‘…And we’re picking though this broken glass
Well how could we know that our lives
Would be so full of beautifully broken things’
I’ve been in a funk for a few days now and to stamp it out, all I needed to do was surrender to my headphones and playlist of old tracks that have carried me through life so far providing refuge and inspiration.
I thought of the time when as teens, Sam and I sharing a room, would discuss song lyrics in the dark. It was she who brought me her Matchbox 20 album Mad Season (no whatsapp then to send as an audio file) when I’d broken up with a boy I was seeing and needed to cry myself to sleep listening alternately to Rest Stop:
‘while you were sleeping
I was listening to the radio
And wondering what you’re dreaming when
It came to mind that I didn’t care
So I thought – hell if it’s over
I had better end it quick
Or I could lose my nerve’
‘I’m not saying there wasn’t nothing wrong
I just didn’t think you’d ever get tired of me
But if that’s how it’s gonna leave
Straight out from underneath
Then we’ll see who’s sorry now
If that’s how it’s gonna stand, when
You know you’ve been depending on
The one you’re leaving now
The one you’re leaving out’
Years before that it was Cyndi Lauper’s True Colours we listened to when quarantined with chickenpox.
And she never complained when I had 3 Doors Down’s Here without you on repeat to comfort me all those days and nights that turned into years away from my husband – thank you Norwegian immigration.
‘But all the miles that separate
Disappear now when I’m dreaming of your face’
And all the times I’ve packed a suitcase to live in another country Bono would sing Walk On in my living room
‘And love is not the easy thing
The only baggage you can bring…
Is all that you can’t leave behind…
You’re packing a suitcase for a place none of us has been…
Leave it behind
You’ve got to leave it behind’
When that visa did arrive and it was time to leave, at Kirstenbosch Botanical Gardens in Cape Town,
Just Jinger would break my heart as they played Shallow Waters I’m leaving shallow waters… during their first concert back home just when I was leaving my home for the deep end that was Norway, for a second time to show the man I love that I can try this again.
But it would be the very first concert of Bruce Springsteen with the E Street band guest starring
guitarist Tom Morello in Cape Town, South Africa that’d turn the key to unlock the final door. Until then it felt as if I was opening the lock to a door that only led to another locked door as I tried to run from self-doubt and chase the moment when ideas become words and words become sentences that someone would want to read.

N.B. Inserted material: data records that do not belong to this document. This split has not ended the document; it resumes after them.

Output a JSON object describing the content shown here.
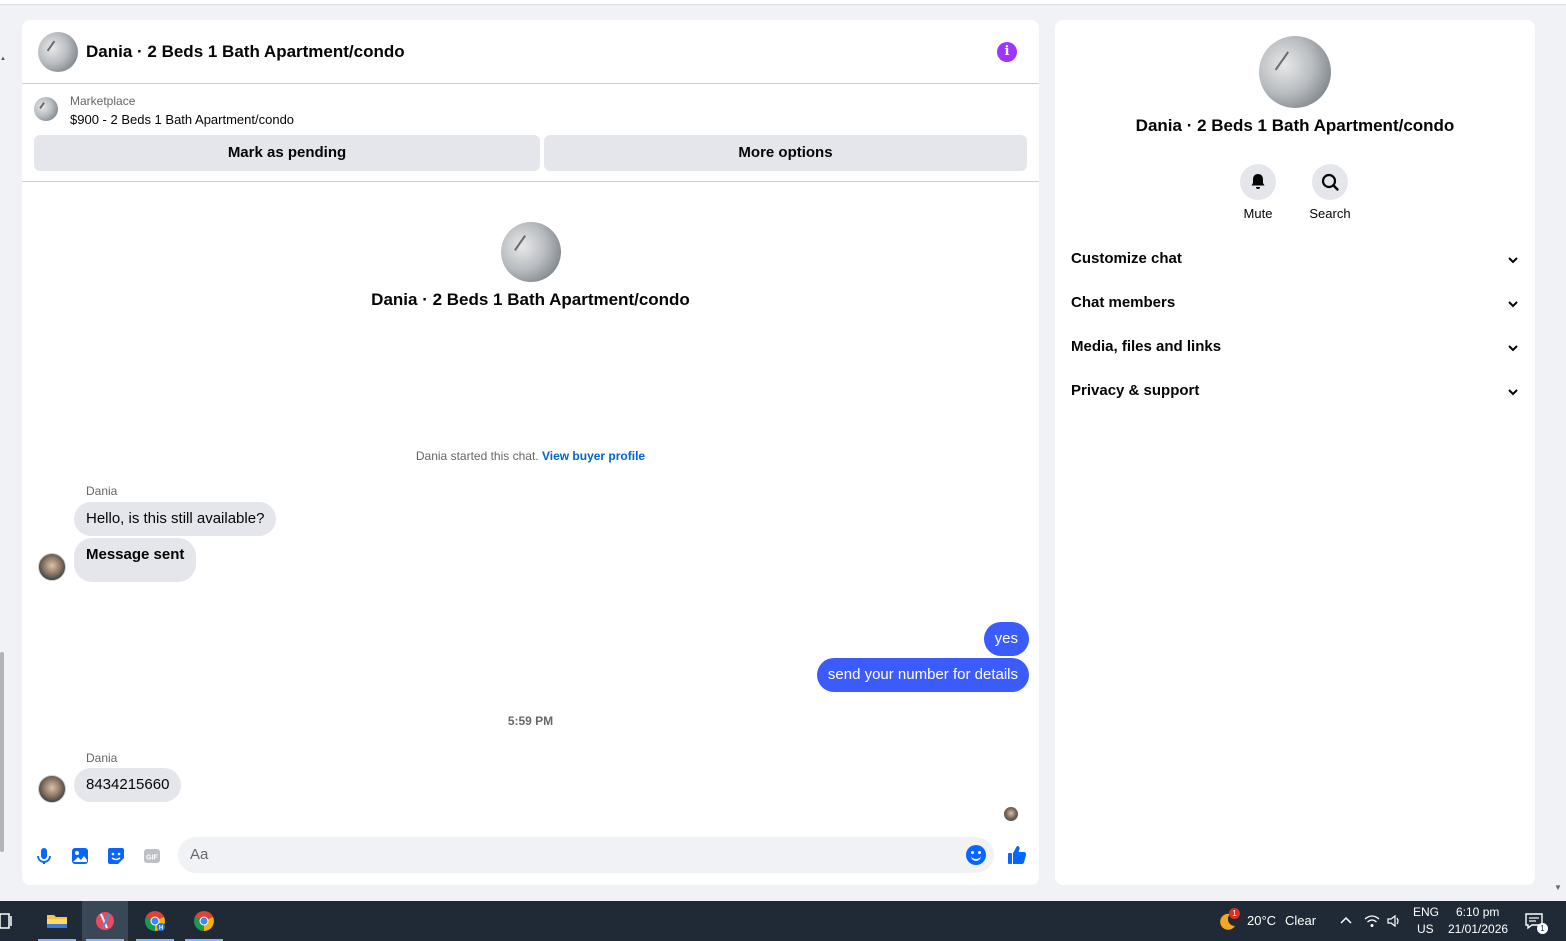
{
  "chat": {
    "title": "Dania · 2 Beds 1 Bath Apartment/condo",
    "marketplace_label": "Marketplace",
    "listing": "$900 - 2 Beds 1 Bath Apartment/condo",
    "mark_pending_label": "Mark as pending",
    "more_options_label": "More options",
    "center_title": "Dania · 2 Beds 1 Bath Apartment/condo",
    "started_text": "Dania started this chat.",
    "view_profile_link": "View buyer profile"
  },
  "messages": {
    "group1": {
      "sender": "Dania",
      "msg1": "Hello, is this still available?",
      "msg2": "Message sent"
    },
    "outgoing": {
      "msg1": "yes",
      "msg2": "send your number for details"
    },
    "time_separator": "5:59 PM",
    "group2": {
      "sender": "Dania",
      "msg1": "8434215660"
    }
  },
  "composer": {
    "placeholder": "Aa",
    "icons": [
      "microphone-icon",
      "image-icon",
      "sticker-icon",
      "gif-icon",
      "emoji-icon",
      "thumbs-up-icon"
    ]
  },
  "info_panel": {
    "title": "Dania · 2 Beds 1 Bath Apartment/condo",
    "mute_label": "Mute",
    "search_label": "Search",
    "sections": {
      "customize": "Customize chat",
      "members": "Chat members",
      "media": "Media, files and links",
      "privacy": "Privacy & support"
    }
  },
  "taskbar": {
    "weather_badge": "1",
    "temperature": "20°C",
    "condition": "Clear",
    "language": "ENG",
    "region": "US",
    "time": "6:10 pm",
    "date": "21/01/2026",
    "notification_count": "1"
  },
  "colors": {
    "accent_blue": "#0866ff",
    "outgoing_bubble": "#3b5bfd",
    "info_purple": "#a033ff",
    "link_blue": "#0064d1"
  }
}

All those years of literally dancing in the dark to Springsteen or simply sitting in the dark allowing the ache of his raspy voice to sooth my hollow pain.

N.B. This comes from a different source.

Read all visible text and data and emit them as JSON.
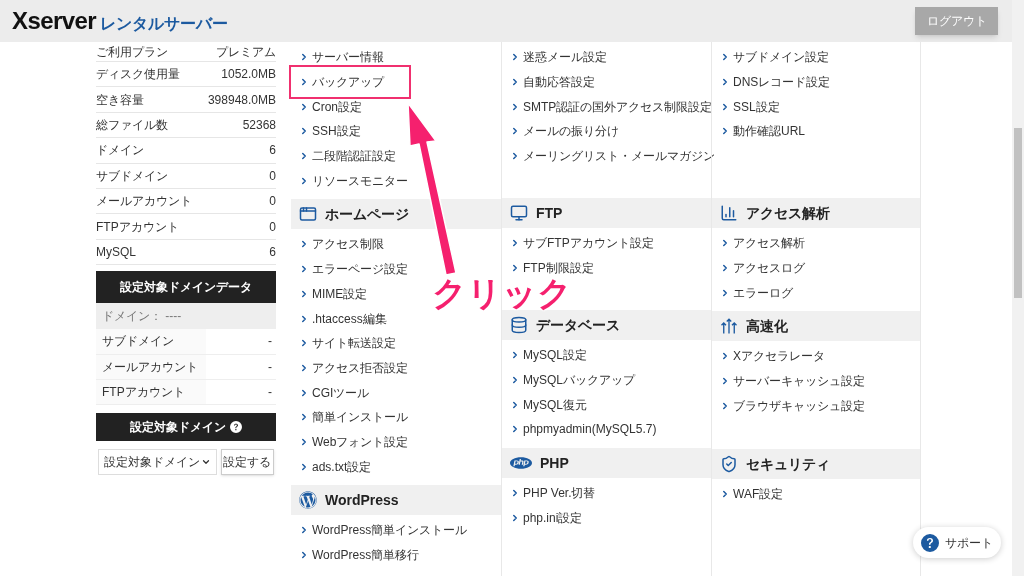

Often on the road in the car’s cd player I’d hit number 4 on the greatest hits album – The River,
‘no wedding day smile, no walk down the aisle, no flowers, no wedding dress…

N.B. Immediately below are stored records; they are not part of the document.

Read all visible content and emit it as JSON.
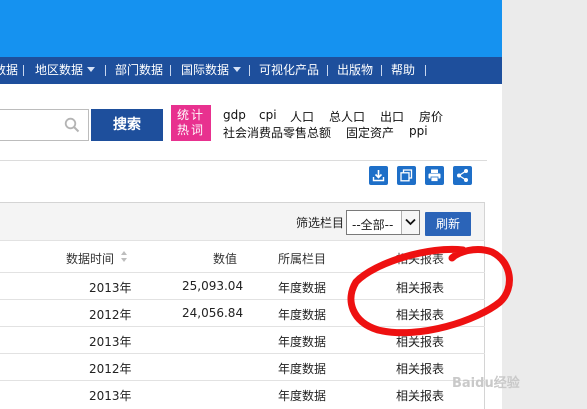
{
  "nav": {
    "items": [
      {
        "label": "数据",
        "has_caret": true
      },
      {
        "label": "地区数据",
        "has_caret": true
      },
      {
        "label": "部门数据",
        "has_caret": false
      },
      {
        "label": "国际数据",
        "has_caret": true
      },
      {
        "label": "可视化产品",
        "has_caret": false
      },
      {
        "label": "出版物",
        "has_caret": false
      },
      {
        "label": "帮助",
        "has_caret": false
      }
    ]
  },
  "search": {
    "value": "",
    "icon": "search-icon",
    "button_label": "搜索"
  },
  "hot": {
    "badge_line1": "统计",
    "badge_line2": "热词",
    "badge_color": "#e8318f",
    "row1": [
      "gdp",
      "cpi",
      "人口",
      "总人口",
      "出口",
      "房价"
    ],
    "row2": [
      "社会消费品零售总额",
      "固定资产",
      "ppi"
    ]
  },
  "toolbar": {
    "icons": [
      "download-icon",
      "copy-icon",
      "print-icon",
      "share-icon"
    ]
  },
  "filter": {
    "label": "筛选栏目",
    "selected": "--全部--",
    "refresh_label": "刷新"
  },
  "table": {
    "headers": {
      "time": "数据时间",
      "value": "数值",
      "column": "所属栏目",
      "report": "相关报表"
    },
    "rows": [
      {
        "time": "2013年",
        "value": "25,093.04",
        "column": "年度数据",
        "report": "相关报表"
      },
      {
        "time": "2012年",
        "value": "24,056.84",
        "column": "年度数据",
        "report": "相关报表"
      },
      {
        "time": "2013年",
        "value": "",
        "column": "年度数据",
        "report": "相关报表"
      },
      {
        "time": "2012年",
        "value": "",
        "column": "年度数据",
        "report": "相关报表"
      },
      {
        "time": "2013年",
        "value": "",
        "column": "年度数据",
        "report": "相关报表"
      }
    ]
  },
  "watermark": "Baidu经验",
  "colors": {
    "banner": "#1592f0",
    "nav": "#1e4f9c",
    "annotation": "#ee1111"
  }
}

Now I just act like I don’t remember
Mary acts like she don’t care ‘
I don’t know why but I can never control the tears with this one.
And then I’d hit number 7 Dancing in the Dark
‘You can’t start a fire
Sitting ’round crying over a broken heart…
You can’t start a fire
Worrying about your little world falling apart’
After all these years those lyrics jumped out at me. What I want to be can’t be if I am too scared to take a risk and it would begin with healing those broken things and living life inspite of them. And my goodness it wasn’t going to happen in a tidy little convenient package. I couldn’t fear that anymore.
I don’t know if anything is going to come of these haemorrhaging words but I’ve got high hopes that you can meet me in the land of hopes and dreams:
‘Well this train
Carries saints and sinners
Carries losers and winners
Carries whores and gamblers
Carries lost souls
These are sweet souls departed…
Dreams will not be thwarted
Faith will be rewarded
Hear the steel wheels singing
Bells of freedom ringing…
People get ready there’s a train coming
You don’t need no ticket
All you gotta do is
Get on board’
(This is how it was sung 26 Jan 2014 in Cape Town, South Africa)